They sneak up in pickup trucks, station wagons and two-door sedans. Some come barehanded. Most are armed with axes and saws. And all have larceny in their wood-burning hearts.

"We have been wrestling with it for three or four years and it just gets worse," says one of the half dozen rangers assigned to protect the one million acres of Virginia's George Washington National Forest from wood-hungry homeowners who see firewood where the forest service sees trees. "The energy situation," says the ranger, "has created all kinds of problems for us."

The demand for wood as a home heating alternative has created a budding market for both firewood and stoves to burn it in. It has also spawned a new category of thief -- the wood rustler. And he's proving to be as elusive in the Washington area woodlands as the cattle rustler was in the wild,wild west.

"Once a tree is out of the woods it's pretty hard to make a positive identification of it," says Cpl. John Hoback of the Prince William County Police Department. "One oak looks pretty much like another. Not too many people stencil names on their trees."

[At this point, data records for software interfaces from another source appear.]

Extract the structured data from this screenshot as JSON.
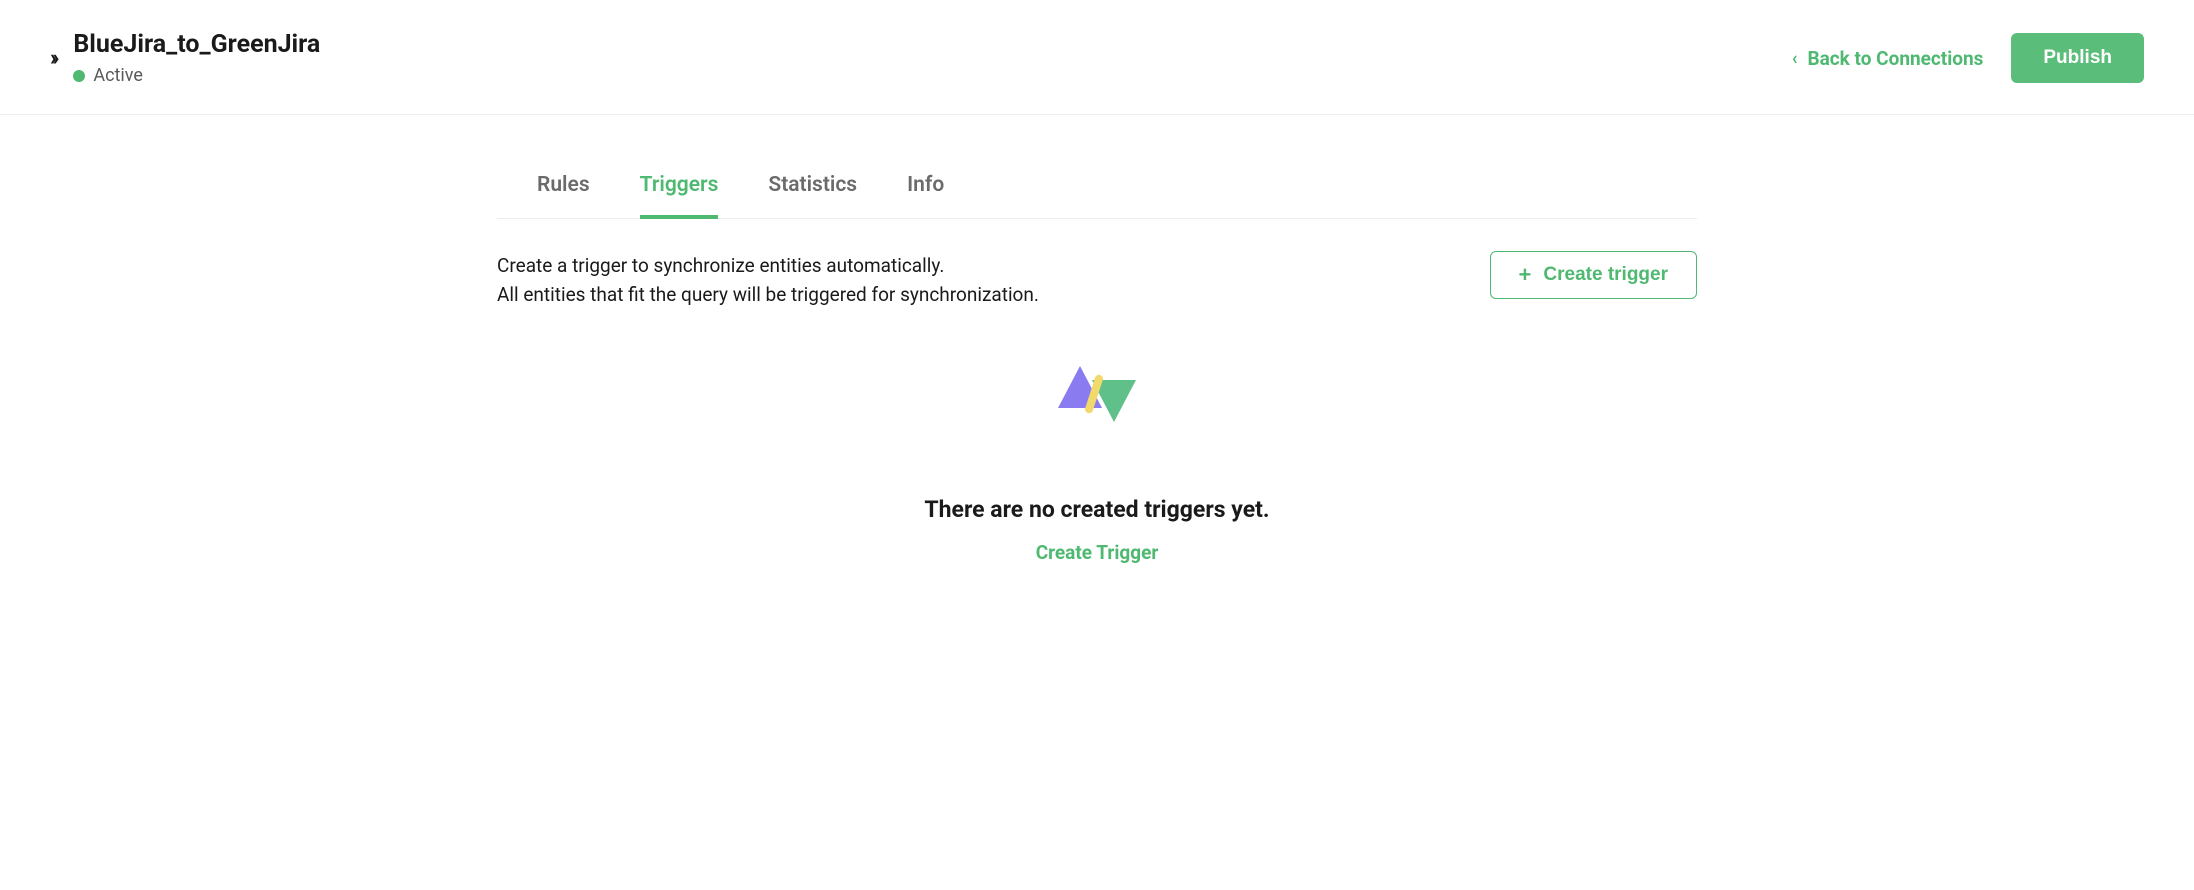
{
  "header": {
    "title": "BlueJira_to_GreenJira",
    "status_label": "Active",
    "back_link_label": "Back to Connections",
    "publish_label": "Publish"
  },
  "tabs": [
    {
      "label": "Rules",
      "active": false
    },
    {
      "label": "Triggers",
      "active": true
    },
    {
      "label": "Statistics",
      "active": false
    },
    {
      "label": "Info",
      "active": false
    }
  ],
  "description": {
    "line1": "Create a trigger to synchronize entities automatically.",
    "line2": "All entities that fit the query will be triggered for synchronization."
  },
  "create_trigger_button": "Create trigger",
  "empty_state": {
    "title": "There are no created triggers yet.",
    "link": "Create Trigger"
  }
}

Area police do not have statistics on wood crooks because those arrests are lumped with more general larceny categories. But law enforcement officials concede that there have been few arrests. By the time they get to the scene of a crime all that usually remains is splinters.

"Most folks just don't consider it a real crime," says George Berklacy, a spokesman for the National Park Service which supervises 76 million acres of parkland, including the woods along Virginia's George Washington Parkway and the District's Rock Creek Park. Yet, as Berklacy says, "Taking a tree or even a limb from a National Park carries a maximum penalty of $500 and six months in jail."

Because Rock Creek Park, for instance, is a back yard for thousands of Washington residents, the temptation to take wood is often indulged, said Berklacy. Park rangers regularly find picnickers loading twigs and dead limbs into car trunks. The amateurs are usually let go, says Berklacy, "after some discreet butt chewing."

But not all wood thieves are amateurs. Prince William police are still looking for the poachers who last fall made off with trees worth thousands of dollars for their furniture-quality wood from a Dale City site.

"Everybody isn't cutting wood to burn. there are some very sophisticated thieves who know the value of certain kinds of wood," says Charles F. Finley, the executive director of the Virginia Forestry Association, a private organization of 1,500 woodland owners.

Finley, who has had trees stolen from his own land near Richmond, concedes there is not much that can be done after the cutting and hauling have been done.

"I'd feel sort of silly walking into the sheriff's office trying to describe my stolen property," says Finley. "Let's see, it was big, had brown bark and didn't make a lot of noise."

Law enforcement officials say that most of the illegal wood cutting is done by individual homeowners looking to save money on heating bills. Because the cost of commercially cut wood has increased so radically in the last few years, city folk are taking power saws into their own hands and heading into the forest.

A cord of wood, which is measured as a stack four feet wide, four feet high and eight feet long, is being sold in the metropolitan area this year for an average price of $105, about double the price of four years ago. Air tight wood stoves sell for between $100 and $800. And local merchants say they're selling.

"I'd say our volume this year is about 20 times what it was in 1971," says Jerry Taylor, one of the owners of Acme Stove Co. in the District, which has been selling wood stoves for 48 years.

"There are about 4,000 manufacturers [of stoves] now," says Taylor who moans that wood stoves are being sold everywhere from supermarkets to sandwich shops. "I have seen stoves for sale in a barber shop in Frederick," he says.

There are a few places wood hunters can legally cut wood. The Maryland State Forest in Cedarville this year issued free wood-cutting permits for 30 acres of the 3,000 acre forest. But the cutting season lasted just two months and ended in November.

Virginia's George Washington National Forest, located in the Blue Ridge Mountains, also issues permits to cut and haul dead wood. But ranger John Coleman warns that the cost in time, energy and gas to scavenge a limited section of the forest 75 miles from Washington often is more than the cost of commercially cut wood. And when you buy wood already cut, says Coleman, you are in danger of nothing worse than splinters.

"We have had several incidents where one cutter felled a tree on another cutter's truck," says Coleman. The number of wood-cutting permit requests for the George Washington forest has incrased from 500 to 5,000 in the last few years, he says. "It's crazy. It's contagious."

The Consumer Product Safety Commission reports that for the first six months of 1980 there were 42,000 wood-cutting injuries treated in hospital emergency rooms. There was no figure on how many of those injuries resulted in death.

"People who don't know how to use chain saws can get in a lot of trouble with them," says Coleman. "That thing will eat you up and it won't quit."

People who cut wood illegally soon will have an added element to worry about. Area police and park rangers say the problem of poaching has gotten bad enough to warrant stricter enforcement of laws.

"We've had enough complaints; if we catch you, we're going to prosecute you," said a Prince William officer, who then added his own personal assurance. "I've got five cords of wood around my house and if someone touches any of that, they'll be stuck on my fence in the morning."